In 1843, he was appointed Engineer-in-chief for the railway from Orleans, Tours and Bordeaux, and remained there until the Revolution of 1848, when he returned to England. He was, however, so generally popular, from his mild and conciliatory manners, that during the period of the wild excesses to which the Revolution led, with the peasantry excited against Englishmen, he was not in any way molested, or interfered with. But as he would have had to carry on the works with a comparatively, inexperienced staff, all natives of France, he thought he should best consult his own interest by resigning.
Shortly afterwards, he was engaged by Mr. Brassey to go to Italy, to make a line of railway from Prato to Pistoja.
When that line was completed, he undertook for the same gentleman, the construction of the railway from Turin to Novara, and he had finished about sixty miles of it, when he was seized with illness, which eventually proved fatal. He was in the full enjoyment of good health, until about the middle of September, 1855, when, after considerable exertion in examining the country, in the neighbourhood of Milan, with the view of an extension of the railway from that city, he received a ‘coup de soleil,’ from the effects of which he expired, at Turin, on the 26th of September, in the sixty-second year of his age.
He had so completely gained the respect and esteem of a large body of the citizens, that his remains were followed to the cemetery, by a greater number of persons than had, on any former occasion ever paid the last mark of respect to a Protestant in that city. The Piedmontese journals, at the same time, published high1 eulogistic articles respecting his character as a man, and his abilities as an Engineer.

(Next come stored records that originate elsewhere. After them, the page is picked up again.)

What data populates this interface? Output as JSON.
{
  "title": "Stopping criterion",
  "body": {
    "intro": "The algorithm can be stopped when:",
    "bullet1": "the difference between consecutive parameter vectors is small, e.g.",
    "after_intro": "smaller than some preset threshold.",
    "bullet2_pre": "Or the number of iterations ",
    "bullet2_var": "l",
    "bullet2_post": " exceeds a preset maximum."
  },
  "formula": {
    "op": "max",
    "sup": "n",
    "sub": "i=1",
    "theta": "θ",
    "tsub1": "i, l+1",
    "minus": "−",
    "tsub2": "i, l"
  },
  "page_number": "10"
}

Mr. Woodhouse became a Member of the Institution in the year 1838. Those who knew him best, considered him to be an excellent judge of work, and of its fair value to a Contractor, and they placed great reliance on the accuracy of his estimates ; and his unassuming and conciliatory demeanour was of great, value in many difficult negotiations and arbitrations. His constant avocations at a distance from the Metropolis, prevented his taking any active part in the affairs of the Institution, but he always evinced great interest in its welfare.